After studying Armenian literature at the Azad University in Tehran, Ms. Harotonian taught at an Armenian school and held several administrative jobs, including at the Armenian Prelacy in Tehran. Her family described her as a “patriot” of Iran and a loyal citizen, pointing to the formal recognition she received for her role in celebrations marking the Islamic Revolution anniversary in 2004.

Ms. Harotonian recently moved to Yerevan, where she began working for the IREX program that supports health practitioners in Iran.

On the website, the family described Ms. Harotonian’s arrest and imprisonment as a “tragic misunderstanding.” They argued instead that “granting her a release after serving time in prison would recognize both the need for law-abiding behavior and the value of forgiveness of innocent mistakes.”

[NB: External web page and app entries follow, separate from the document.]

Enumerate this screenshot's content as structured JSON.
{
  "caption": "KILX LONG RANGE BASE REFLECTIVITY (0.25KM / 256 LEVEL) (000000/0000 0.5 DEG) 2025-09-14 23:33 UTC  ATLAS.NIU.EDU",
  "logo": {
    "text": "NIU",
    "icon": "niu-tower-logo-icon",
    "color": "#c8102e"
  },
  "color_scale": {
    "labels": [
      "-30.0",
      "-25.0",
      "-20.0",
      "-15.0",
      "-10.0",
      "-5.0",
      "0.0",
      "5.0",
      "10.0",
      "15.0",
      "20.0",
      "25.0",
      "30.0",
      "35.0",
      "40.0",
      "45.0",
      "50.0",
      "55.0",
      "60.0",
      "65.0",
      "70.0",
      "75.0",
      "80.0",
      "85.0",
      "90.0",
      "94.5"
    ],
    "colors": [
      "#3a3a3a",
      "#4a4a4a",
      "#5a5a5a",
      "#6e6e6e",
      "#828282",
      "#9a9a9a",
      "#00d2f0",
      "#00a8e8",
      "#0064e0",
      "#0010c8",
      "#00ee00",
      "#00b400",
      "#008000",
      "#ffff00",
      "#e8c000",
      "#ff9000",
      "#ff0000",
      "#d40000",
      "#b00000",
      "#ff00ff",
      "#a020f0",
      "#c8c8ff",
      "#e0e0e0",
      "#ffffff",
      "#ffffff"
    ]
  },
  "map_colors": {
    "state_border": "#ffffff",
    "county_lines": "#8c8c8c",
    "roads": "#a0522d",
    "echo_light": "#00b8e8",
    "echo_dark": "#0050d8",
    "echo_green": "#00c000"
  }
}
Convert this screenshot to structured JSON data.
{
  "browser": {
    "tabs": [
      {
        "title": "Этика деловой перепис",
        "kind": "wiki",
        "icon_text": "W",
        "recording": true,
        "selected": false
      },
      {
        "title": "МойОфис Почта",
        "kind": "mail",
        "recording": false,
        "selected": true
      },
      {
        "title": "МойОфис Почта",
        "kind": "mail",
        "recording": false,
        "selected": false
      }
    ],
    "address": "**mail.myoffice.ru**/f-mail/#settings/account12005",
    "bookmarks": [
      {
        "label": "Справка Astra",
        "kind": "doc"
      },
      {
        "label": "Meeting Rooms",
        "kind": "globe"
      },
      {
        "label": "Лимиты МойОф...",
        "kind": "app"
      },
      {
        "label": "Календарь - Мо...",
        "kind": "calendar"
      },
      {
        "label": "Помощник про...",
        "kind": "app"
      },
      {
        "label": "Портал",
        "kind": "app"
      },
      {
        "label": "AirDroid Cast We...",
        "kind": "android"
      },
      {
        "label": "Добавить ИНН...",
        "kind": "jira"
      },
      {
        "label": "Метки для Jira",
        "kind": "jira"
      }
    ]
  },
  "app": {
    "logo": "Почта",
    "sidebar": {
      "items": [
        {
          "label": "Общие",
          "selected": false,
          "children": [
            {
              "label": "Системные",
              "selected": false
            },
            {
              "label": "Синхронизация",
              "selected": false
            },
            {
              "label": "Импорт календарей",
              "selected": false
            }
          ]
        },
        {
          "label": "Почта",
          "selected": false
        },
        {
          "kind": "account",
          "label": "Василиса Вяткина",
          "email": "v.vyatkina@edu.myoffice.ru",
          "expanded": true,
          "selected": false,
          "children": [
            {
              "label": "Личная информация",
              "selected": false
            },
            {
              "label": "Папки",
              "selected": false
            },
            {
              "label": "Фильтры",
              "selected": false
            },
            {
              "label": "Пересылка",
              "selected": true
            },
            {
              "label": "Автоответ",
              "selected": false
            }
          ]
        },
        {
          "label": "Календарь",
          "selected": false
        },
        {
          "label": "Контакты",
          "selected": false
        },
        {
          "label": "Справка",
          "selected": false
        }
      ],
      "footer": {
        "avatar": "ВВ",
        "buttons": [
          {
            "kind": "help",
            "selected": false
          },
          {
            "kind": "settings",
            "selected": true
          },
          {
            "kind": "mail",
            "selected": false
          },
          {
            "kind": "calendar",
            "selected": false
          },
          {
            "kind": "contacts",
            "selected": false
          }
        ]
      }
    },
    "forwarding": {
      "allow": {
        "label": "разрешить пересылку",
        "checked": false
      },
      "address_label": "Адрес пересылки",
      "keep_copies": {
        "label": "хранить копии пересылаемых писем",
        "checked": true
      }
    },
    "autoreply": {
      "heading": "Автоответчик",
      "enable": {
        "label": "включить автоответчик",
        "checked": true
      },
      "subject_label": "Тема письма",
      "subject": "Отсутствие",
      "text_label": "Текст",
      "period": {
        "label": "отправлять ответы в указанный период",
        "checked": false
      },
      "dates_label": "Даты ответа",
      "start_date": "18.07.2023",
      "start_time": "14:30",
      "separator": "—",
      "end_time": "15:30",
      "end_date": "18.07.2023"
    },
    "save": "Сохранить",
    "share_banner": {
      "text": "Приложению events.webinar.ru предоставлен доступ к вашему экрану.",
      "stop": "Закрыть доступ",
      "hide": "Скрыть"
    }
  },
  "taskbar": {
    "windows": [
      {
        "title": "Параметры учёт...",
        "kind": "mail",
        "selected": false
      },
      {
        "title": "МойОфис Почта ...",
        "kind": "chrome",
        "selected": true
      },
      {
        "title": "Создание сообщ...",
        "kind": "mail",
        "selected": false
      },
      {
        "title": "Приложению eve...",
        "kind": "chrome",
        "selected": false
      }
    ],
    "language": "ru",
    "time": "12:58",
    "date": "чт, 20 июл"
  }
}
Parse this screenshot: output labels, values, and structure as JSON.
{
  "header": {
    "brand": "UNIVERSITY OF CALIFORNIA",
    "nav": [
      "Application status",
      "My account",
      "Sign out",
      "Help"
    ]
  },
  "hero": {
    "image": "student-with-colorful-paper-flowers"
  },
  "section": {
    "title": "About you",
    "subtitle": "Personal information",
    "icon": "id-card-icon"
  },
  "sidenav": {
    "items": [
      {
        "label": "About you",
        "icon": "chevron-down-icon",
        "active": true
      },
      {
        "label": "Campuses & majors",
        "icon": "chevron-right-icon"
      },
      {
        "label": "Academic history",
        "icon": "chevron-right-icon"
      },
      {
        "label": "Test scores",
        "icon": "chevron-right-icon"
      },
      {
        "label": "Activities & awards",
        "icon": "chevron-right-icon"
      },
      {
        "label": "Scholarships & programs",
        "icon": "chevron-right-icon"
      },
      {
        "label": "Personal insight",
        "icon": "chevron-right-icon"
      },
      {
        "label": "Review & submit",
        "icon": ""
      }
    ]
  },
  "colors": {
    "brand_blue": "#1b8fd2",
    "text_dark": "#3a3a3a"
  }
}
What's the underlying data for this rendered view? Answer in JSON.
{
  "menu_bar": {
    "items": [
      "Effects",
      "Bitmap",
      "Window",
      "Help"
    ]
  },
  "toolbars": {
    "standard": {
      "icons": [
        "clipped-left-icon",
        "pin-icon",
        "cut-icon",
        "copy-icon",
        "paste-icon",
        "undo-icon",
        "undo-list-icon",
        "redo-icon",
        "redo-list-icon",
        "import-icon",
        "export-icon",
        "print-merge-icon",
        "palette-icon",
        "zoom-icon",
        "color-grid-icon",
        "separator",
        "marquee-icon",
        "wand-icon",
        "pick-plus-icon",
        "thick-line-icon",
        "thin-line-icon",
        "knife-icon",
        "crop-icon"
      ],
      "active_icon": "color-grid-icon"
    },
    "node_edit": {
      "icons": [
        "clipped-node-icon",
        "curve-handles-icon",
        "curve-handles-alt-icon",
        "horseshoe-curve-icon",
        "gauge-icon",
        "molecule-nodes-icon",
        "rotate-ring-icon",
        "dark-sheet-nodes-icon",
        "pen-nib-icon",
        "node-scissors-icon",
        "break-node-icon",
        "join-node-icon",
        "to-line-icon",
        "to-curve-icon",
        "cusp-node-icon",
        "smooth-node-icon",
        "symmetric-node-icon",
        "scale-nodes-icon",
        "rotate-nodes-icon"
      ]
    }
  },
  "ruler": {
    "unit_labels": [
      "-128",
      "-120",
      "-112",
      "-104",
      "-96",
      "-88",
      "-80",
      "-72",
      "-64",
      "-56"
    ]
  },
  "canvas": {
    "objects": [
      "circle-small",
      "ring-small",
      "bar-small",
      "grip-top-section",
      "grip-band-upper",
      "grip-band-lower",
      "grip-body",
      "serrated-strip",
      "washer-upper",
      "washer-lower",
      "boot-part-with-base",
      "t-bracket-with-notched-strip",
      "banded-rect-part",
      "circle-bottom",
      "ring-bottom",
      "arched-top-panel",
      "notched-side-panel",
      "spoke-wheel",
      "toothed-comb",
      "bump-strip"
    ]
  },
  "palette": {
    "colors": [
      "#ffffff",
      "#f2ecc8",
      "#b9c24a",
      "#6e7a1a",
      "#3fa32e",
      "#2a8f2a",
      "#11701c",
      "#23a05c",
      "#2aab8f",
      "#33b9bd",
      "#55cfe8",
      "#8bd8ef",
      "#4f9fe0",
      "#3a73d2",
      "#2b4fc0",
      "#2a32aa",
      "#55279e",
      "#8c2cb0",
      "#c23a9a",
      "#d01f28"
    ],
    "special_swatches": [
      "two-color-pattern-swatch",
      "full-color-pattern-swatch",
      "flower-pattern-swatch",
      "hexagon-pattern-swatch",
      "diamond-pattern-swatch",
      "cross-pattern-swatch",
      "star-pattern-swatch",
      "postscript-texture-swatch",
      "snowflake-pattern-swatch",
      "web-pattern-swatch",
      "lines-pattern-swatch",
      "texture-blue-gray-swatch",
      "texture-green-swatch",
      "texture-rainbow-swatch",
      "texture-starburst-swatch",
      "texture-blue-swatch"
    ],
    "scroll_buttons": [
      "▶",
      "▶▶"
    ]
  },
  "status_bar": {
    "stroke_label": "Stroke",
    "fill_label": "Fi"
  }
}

Caught in a stand-off

Although United States entities are not legally allowed to operate in Iran, U.S. government-funded organizations like IREX and others have worked with Iran’s nongovernmental groups.

At the same time, the Bush administration publicly sought to undermine Iran’s government, and there were credible reports of U.S.-funded covert operations underway.

As a result, all U.S.-funded projects in Iran – even those dealing with science, education, and healthcare – have come under official suspicion, with a number of individuals – mostly Iranian citizens -held and imprisoned by the government.

Mr. Ghaemi estimated about 400 individuals are currently being held in Iran on politically motivated charges. In a recent case, a scholar of Iranian descent and U.S. citizen, Haleh Esfandiari, was released after months of detention in 2007.